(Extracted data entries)
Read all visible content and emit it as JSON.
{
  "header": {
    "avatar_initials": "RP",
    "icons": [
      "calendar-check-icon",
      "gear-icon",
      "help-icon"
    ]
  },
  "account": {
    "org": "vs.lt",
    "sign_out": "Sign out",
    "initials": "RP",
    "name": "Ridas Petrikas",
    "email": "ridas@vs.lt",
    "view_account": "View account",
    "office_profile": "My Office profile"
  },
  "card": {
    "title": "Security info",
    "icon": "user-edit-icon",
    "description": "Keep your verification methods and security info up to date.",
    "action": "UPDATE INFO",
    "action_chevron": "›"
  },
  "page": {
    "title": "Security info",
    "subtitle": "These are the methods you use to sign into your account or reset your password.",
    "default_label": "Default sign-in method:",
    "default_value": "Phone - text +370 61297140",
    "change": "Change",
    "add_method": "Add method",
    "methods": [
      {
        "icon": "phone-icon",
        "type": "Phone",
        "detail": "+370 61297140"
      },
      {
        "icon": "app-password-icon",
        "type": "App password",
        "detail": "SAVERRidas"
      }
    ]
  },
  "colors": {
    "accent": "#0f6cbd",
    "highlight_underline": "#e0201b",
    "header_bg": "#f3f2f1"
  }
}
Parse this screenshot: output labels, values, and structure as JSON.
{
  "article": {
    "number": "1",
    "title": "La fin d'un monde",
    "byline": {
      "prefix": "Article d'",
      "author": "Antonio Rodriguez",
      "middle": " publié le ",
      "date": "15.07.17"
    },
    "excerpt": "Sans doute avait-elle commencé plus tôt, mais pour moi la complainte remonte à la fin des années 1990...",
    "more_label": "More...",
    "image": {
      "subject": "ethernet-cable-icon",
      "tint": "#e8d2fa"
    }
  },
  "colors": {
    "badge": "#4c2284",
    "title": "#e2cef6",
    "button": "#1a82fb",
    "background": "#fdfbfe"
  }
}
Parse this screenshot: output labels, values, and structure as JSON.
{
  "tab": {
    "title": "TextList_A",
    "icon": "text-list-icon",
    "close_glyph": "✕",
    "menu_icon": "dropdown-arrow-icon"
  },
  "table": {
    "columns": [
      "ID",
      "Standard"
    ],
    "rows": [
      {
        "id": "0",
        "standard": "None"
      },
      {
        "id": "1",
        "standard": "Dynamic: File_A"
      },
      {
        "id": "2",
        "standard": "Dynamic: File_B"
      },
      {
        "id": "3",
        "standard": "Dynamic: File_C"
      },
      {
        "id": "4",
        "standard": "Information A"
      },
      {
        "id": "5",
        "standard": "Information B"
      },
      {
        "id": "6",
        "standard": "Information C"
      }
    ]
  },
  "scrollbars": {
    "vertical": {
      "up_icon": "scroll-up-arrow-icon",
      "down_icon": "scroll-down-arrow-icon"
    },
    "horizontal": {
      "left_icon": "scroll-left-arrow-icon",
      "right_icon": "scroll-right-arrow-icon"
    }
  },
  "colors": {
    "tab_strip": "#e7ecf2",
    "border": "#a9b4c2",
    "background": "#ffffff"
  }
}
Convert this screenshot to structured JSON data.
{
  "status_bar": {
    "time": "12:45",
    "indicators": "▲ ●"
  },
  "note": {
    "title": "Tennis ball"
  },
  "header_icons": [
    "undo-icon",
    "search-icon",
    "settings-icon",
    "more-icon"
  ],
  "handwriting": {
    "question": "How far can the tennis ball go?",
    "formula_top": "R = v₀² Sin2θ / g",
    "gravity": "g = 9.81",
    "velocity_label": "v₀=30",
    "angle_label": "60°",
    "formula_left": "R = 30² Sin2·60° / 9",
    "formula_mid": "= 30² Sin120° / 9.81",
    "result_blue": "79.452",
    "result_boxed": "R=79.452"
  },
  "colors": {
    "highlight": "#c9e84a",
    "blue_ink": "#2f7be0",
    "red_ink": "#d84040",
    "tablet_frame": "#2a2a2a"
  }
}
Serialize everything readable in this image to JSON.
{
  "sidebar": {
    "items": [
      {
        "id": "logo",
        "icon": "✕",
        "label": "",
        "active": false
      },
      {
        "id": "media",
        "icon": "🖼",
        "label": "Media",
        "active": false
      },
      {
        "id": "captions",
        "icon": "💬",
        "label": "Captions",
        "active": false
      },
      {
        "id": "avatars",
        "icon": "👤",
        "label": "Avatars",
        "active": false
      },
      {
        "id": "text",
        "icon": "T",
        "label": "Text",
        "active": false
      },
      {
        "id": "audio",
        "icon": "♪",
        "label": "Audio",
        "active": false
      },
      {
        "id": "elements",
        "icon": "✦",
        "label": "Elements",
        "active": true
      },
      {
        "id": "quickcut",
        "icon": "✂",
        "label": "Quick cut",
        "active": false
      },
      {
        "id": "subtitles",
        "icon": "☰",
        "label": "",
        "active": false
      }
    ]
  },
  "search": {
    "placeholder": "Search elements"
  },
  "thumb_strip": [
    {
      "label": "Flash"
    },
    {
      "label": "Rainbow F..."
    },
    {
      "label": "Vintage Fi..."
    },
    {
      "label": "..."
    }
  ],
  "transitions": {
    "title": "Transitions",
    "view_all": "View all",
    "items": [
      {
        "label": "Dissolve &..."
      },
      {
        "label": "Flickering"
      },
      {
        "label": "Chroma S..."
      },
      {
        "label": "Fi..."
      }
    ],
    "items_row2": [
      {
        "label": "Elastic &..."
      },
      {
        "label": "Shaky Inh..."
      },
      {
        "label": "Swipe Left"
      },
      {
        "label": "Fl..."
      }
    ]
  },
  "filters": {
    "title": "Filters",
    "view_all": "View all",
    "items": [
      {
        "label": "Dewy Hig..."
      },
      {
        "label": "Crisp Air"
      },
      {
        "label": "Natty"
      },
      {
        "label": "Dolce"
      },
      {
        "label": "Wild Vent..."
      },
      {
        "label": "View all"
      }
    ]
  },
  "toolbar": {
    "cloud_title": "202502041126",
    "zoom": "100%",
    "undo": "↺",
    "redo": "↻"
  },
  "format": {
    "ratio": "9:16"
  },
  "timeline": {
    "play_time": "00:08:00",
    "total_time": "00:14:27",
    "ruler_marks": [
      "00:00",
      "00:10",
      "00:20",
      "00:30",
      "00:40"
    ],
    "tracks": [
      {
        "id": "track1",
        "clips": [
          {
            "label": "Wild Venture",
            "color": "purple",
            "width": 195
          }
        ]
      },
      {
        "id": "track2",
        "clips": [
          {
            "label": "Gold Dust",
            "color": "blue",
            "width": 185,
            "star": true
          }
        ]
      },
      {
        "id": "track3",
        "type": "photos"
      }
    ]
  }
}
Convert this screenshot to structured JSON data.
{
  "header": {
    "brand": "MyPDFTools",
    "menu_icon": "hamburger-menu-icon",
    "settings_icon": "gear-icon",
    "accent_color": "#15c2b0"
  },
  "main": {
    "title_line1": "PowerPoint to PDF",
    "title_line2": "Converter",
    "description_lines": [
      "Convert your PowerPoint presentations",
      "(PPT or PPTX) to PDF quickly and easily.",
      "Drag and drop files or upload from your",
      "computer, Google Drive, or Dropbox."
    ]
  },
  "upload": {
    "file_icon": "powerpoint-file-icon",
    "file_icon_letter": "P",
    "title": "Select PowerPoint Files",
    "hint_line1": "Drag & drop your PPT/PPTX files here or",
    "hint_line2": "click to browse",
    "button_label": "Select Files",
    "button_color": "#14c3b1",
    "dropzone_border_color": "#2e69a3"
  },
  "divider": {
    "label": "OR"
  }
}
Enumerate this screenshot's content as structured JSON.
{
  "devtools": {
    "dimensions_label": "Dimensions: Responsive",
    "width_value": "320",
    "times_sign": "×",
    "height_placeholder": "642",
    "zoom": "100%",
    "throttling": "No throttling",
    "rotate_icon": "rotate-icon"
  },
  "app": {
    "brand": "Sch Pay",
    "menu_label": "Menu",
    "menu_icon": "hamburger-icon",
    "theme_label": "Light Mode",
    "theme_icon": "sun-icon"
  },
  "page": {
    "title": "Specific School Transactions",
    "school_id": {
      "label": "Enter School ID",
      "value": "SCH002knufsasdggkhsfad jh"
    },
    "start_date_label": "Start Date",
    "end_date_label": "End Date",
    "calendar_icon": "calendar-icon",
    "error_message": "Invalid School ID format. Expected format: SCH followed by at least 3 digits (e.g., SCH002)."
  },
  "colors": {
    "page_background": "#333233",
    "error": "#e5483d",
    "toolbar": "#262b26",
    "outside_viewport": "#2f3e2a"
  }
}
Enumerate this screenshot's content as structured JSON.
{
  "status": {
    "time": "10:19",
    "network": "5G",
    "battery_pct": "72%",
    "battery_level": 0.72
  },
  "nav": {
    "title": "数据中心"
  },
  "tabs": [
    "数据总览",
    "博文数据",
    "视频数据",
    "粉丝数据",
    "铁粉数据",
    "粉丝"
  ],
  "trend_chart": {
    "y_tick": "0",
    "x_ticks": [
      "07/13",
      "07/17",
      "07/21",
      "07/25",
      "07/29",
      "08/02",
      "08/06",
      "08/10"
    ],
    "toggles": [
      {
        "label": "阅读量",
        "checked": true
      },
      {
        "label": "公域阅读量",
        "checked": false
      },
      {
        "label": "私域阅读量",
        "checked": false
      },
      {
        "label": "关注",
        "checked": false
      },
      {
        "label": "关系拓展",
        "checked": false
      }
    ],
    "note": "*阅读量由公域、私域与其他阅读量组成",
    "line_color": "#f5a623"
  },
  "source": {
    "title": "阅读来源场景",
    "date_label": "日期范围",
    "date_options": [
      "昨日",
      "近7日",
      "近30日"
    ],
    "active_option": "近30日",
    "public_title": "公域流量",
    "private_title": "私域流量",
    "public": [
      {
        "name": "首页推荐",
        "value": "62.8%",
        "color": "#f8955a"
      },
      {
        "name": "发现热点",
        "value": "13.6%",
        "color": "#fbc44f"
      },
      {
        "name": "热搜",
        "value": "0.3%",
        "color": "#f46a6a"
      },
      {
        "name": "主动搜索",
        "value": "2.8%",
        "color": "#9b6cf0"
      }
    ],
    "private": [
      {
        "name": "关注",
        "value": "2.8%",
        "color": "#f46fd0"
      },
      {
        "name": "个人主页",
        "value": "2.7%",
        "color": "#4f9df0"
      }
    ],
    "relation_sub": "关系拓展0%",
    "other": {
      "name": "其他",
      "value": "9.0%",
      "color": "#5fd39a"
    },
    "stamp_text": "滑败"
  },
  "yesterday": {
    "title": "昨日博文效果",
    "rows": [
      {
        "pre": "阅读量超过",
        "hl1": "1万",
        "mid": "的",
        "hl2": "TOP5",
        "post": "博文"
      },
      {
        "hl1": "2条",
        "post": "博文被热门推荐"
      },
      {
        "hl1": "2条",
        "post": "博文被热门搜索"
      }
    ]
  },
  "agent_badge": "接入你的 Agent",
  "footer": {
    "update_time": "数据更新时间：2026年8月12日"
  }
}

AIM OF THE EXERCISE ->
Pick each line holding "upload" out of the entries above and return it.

SOLUTION TO THE PROBLEM ->
      "Drag and drop files or upload from your",
  "upload": {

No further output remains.